I run a small web development company.
I take on a few clients and do much of the work myself.
Typically I build e-commerce shops or basic wordpress sites.
Sometimes the development is beyond the scope of my expertise, in which case I have the following two options:
In the second scenario (hiring a contractor) I typically will hire from an outsourcing site. The hourly rate of a contractor is much cheaper than my own rate. For example I have a maintenance rate of $100/hr, I have found a contractor who can do the work for ~$25/hour.
For maintenance jobs where I bill by the hour, I charge $100/hr (my management rate) + cost of contractor.
E.g. if the contractor spent 10 hours of work, and I spent 1 hour managing the total bill will be: $350.
Although this feels like the most legitimate way to structure my billing, it seems a bit odd that my client will pay $350 for a job that should really cost ~$1000 (or more) if I were to do it myself. After all it took ~10 hours to accomplish the job.
What other billing structure can I implement for the outsourced jobs?
Any insight is greatly appreciated.
First I would make sure your contracts specifically allow for outsourcing the work as you need.

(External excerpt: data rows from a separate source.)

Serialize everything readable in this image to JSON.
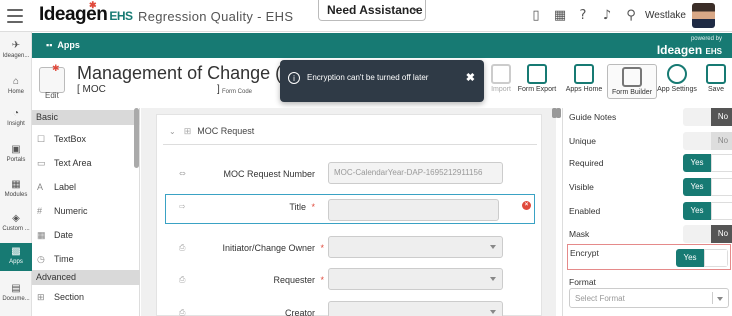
{
  "topbar": {
    "brand": "Ideagen",
    "brand_suffix": "EHS",
    "app_title": "Regression Quality - EHS",
    "assist_label": "Need Assistance",
    "user_name": "Westlake",
    "icons": [
      "hamburger-icon",
      "mobile-icon",
      "calendar-icon",
      "help-icon",
      "bell-icon",
      "location-icon",
      "avatar"
    ]
  },
  "sidenav": {
    "items": [
      {
        "label": "Ideagen...",
        "icon": "pin-icon"
      },
      {
        "label": "Home",
        "icon": "home-icon"
      },
      {
        "label": "Insight",
        "icon": "insight-icon"
      },
      {
        "label": "Portals",
        "icon": "portal-icon"
      },
      {
        "label": "Modules",
        "icon": "grid-icon"
      },
      {
        "label": "Custom ...",
        "icon": "layers-icon"
      },
      {
        "label": "Apps",
        "icon": "apps-icon"
      },
      {
        "label": "Docume...",
        "icon": "document-icon"
      }
    ],
    "active": "Apps"
  },
  "apps_bar": {
    "label": "Apps",
    "powered_by": "powered by",
    "powered_brand": "Ideagen",
    "powered_suffix": "EHS"
  },
  "header": {
    "title": "Management of Change (MOC",
    "code_bracket": "[ MOC",
    "code_close": "]",
    "form_code_label": "Form Code",
    "edit_label": "Edit",
    "buttons": [
      {
        "label": "Import",
        "icon": "import-icon"
      },
      {
        "label": "Form Export",
        "icon": "form-export-icon"
      },
      {
        "label": "Apps Home",
        "icon": "apps-home-icon"
      },
      {
        "label": "Form Builder",
        "icon": "form-builder-icon"
      },
      {
        "label": "App Settings",
        "icon": "gear-icon"
      },
      {
        "label": "Save",
        "icon": "save-icon"
      }
    ]
  },
  "toast": {
    "message": "Encryption can't be turned off later"
  },
  "palette": {
    "basic_header": "Basic",
    "basic_items": [
      {
        "label": "TextBox",
        "icon": "textbox-icon"
      },
      {
        "label": "Text Area",
        "icon": "textarea-icon"
      },
      {
        "label": "Label",
        "icon": "label-icon"
      },
      {
        "label": "Numeric",
        "icon": "hash-icon"
      },
      {
        "label": "Date",
        "icon": "calendar-icon"
      },
      {
        "label": "Time",
        "icon": "clock-icon"
      }
    ],
    "advanced_header": "Advanced",
    "advanced_items": [
      {
        "label": "Section",
        "icon": "section-icon"
      }
    ]
  },
  "canvas": {
    "section_title": "MOC Request",
    "fields": [
      {
        "label": "MOC Request Number",
        "value": "MOC-CalendarYear-DAP-1695212911156",
        "required": false,
        "dropdown": false
      },
      {
        "label": "Title",
        "value": "",
        "required": true,
        "dropdown": false
      },
      {
        "label": "Initiator/Change Owner",
        "value": "",
        "required": true,
        "dropdown": true
      },
      {
        "label": "Requester",
        "value": "",
        "required": true,
        "dropdown": true
      },
      {
        "label": "Creator",
        "value": "",
        "required": false,
        "dropdown": true
      }
    ]
  },
  "properties": {
    "rows": [
      {
        "label": "Guide Notes",
        "state": "No"
      },
      {
        "label": "Unique",
        "state": "No"
      },
      {
        "label": "Required",
        "state": "Yes"
      },
      {
        "label": "Visible",
        "state": "Yes"
      },
      {
        "label": "Enabled",
        "state": "Yes"
      },
      {
        "label": "Mask",
        "state": "No"
      },
      {
        "label": "Encrypt",
        "state": "Yes"
      }
    ],
    "format_label": "Format",
    "format_placeholder": "Select Format"
  }
}
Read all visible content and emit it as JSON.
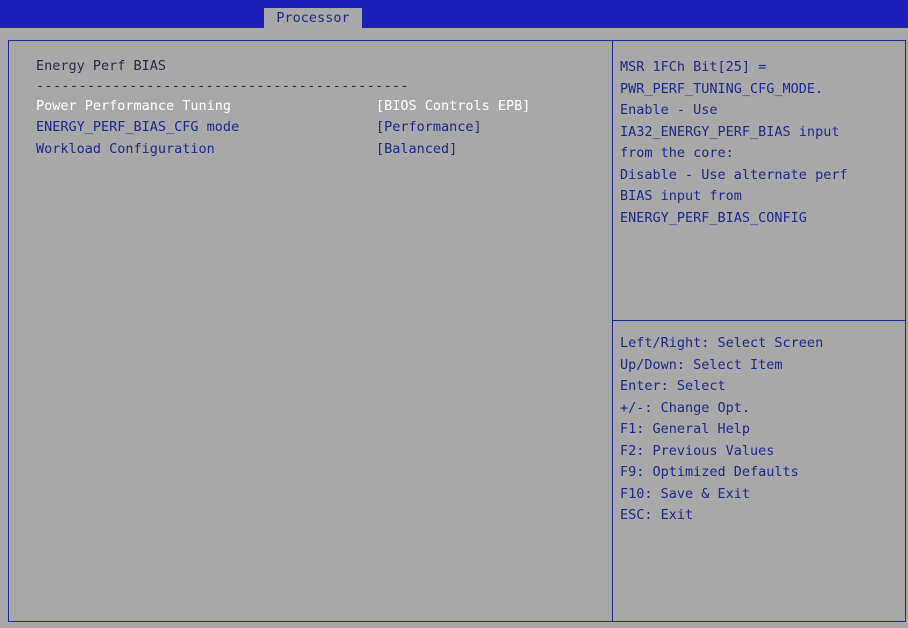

Then, one thing you should understand, is you should only be billing your rates. If you're outsourcing the work, you're really sub-contracting it. The way subcontracting works is your client pays you your rate, you pay the sub-contractor their rate out of the amount they pay you. You don't add it on top of the amount they're paying you. It's unethical. If I had a contractor do this to me I would immediately sever all ties and become very loud on the internet. Subcontracting is an agreed form of business, but since you're not doing the work you don't get your full fee. You're acting as a middle man.
The way I see it is you can either
1) Do what Randy saidNumbers 2 & 3 have the bonus of keeping everything simple for the client, which should be the main focus. I would raise questions looking at an invoice if you raised rates on certain portions of work, when all the work falls under the category of 'Web Development'.
2) Charge by the job, or 3) Charge your client a flat hourly rate for everything and take care that the subcontractor will work at or below that rate.
To summarize, as a customer, I really don't care that you subcontracted that portion of work out, I hired your company. As long as you get the job done legally, professionally, and ethically and actually did great work then we are square.